On this day 180 years ago, Bishop Polding and three priests including Fr Charles Lovat, who was to become the first parish priest here at Yass, gathered with the Catholic community of the area and prayed down God’s blessings upon this Parish in which we celebrate the Mass – specifically here in the “Lovat Chapel.”
Many saintly people gathered on that day.
We already have St Mary of the Cross MacKillop and other females are strongly being suggested as future Australian Saints. We could say that on this day in this place 180 years ago, two other possible Saints gathered. One being Bishop Bede Polding. Already his life has been seen worthy of Canonisation.
Also present was the first parish priest of Yass, Fr Charles Lovat. He too was a very saintly man.
I read with interest in more recent times from the famous book, The Men of 38, by John O’Brien, the following about Fr Charles Lovat. It does express the feeling of people that knew Fr Lovat and his ongoing influence of holiness over the decades.

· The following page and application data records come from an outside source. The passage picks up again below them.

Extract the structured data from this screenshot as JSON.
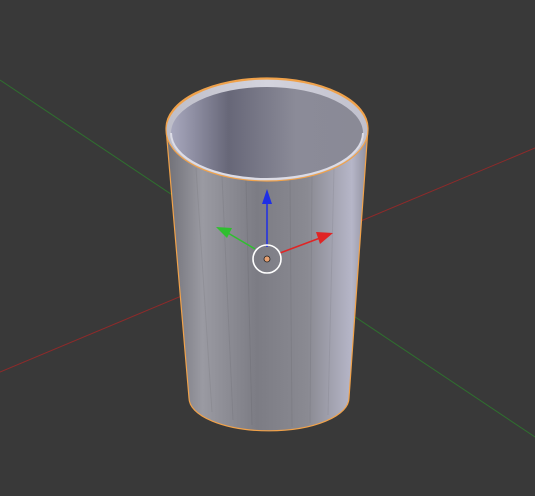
{
  "viewport": {
    "background": "#393939",
    "axes": {
      "x_axis_color": "#8e2a2a",
      "y_axis_color": "#2f6f2f"
    },
    "object": {
      "name": "cup",
      "selected": true,
      "outline_color": "#f1a24a",
      "body_color": "#a9a9b5"
    },
    "gizmo": {
      "z_arrow_color": "#1f2fe6",
      "x_arrow_color": "#e02424",
      "y_arrow_color": "#2fbf2f",
      "pivot_color": "#e7a070"
    }
  }
}
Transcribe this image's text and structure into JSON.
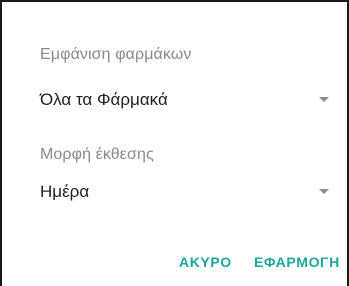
{
  "dialog": {
    "fields": [
      {
        "label": "Εμφάνιση φαρμάκων",
        "value": "Όλα τα Φάρμακά"
      },
      {
        "label": "Μορφή έκθεσης",
        "value": "Ημέρα"
      }
    ],
    "actions": {
      "cancel_label": "ΑΚΥΡΟ",
      "apply_label": "ΕΦΑΡΜΟΓΗ"
    },
    "icons": {
      "dropdown": "chevron-down-icon"
    },
    "colors": {
      "accent": "#1ca99b",
      "label": "#8a8a8a",
      "text": "#1f1f1f",
      "arrow": "#8c8c8c"
    }
  }
}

John O’Brien writes, “No man ever left a more fragrant memory behind him”. Twelve years after he had left the district, Dr Morgan O’Connor wrote of him, “The name of this holy priest is still remembered and revered in the hearts of the people, and is ever associated by them with all that is saintly and good. They spoke of him as the gentle Fr Lovat, the scholarly Fr Lovat, the saintly Fr Lovat. A splendid tribute to a minister of God – gentlemanliness, scholarship, sanctity bestowed by popular acclaim; and if his unselfish zeal is not by this time apparent these pages have been written for nothing.”
Fr Charles Lovat was well known as an academic and a man of God. He was a Jesuit priest and before coming to Australia was mainly involved in formation of priests. This continued in Australia until he was appointed parish priest of Yass by Bishop Polding. I suppose his family back in England thought this was a matter of great stupidity. I am sure they wondered why such an educated and cultured Englishman would be assigned to a colonial outpost in the middle of this new colony of New South Wales. Perhaps they said amongst themselves that this placement made no sense. However, Fr Lovat seized this appointment with great energy and enthusiasm for the Gospel. It is here that he expressed discipleship and missionary zeal for the Lord. His diaries show him being extremely earnest and zealous and he proved himself a great horseman travelling around what would now be described as about three or four Diocese in Australia.
I know your present parish priest, Fr Mick Burke has a great devotion to Fr Lovat. Why don’t we join him?
We Catholics do believe that we pray with the communion of Saints as we raise our voices through, with and in Jesus, our Lord and Saviour. May we, at least at the local level, also pray in the company of Fr Charles Lovat who has such a claim on our attention due to his saintliness. I am sure the Lord would not mind if we also pray with him for the bestowing of God’s blessings upon this place in the next 180 years.
I thank all of you so much for coming with your vigour and Catholic piety in these troubled times. But of course, this time is not a time of “remember when” moments. The Catholic Church was never a museum piece or simply a historic remembrance. We are the Body of Christ!
So as we now journey on with our Mass and are fed with Jesus, the “Bread of Life,” let us recall always, in the ups and downs of our own lives that “Christianity is not supposed to make sense. Christianity is supposed to make disciples/missionaries”, just like Fr Charles Lovat.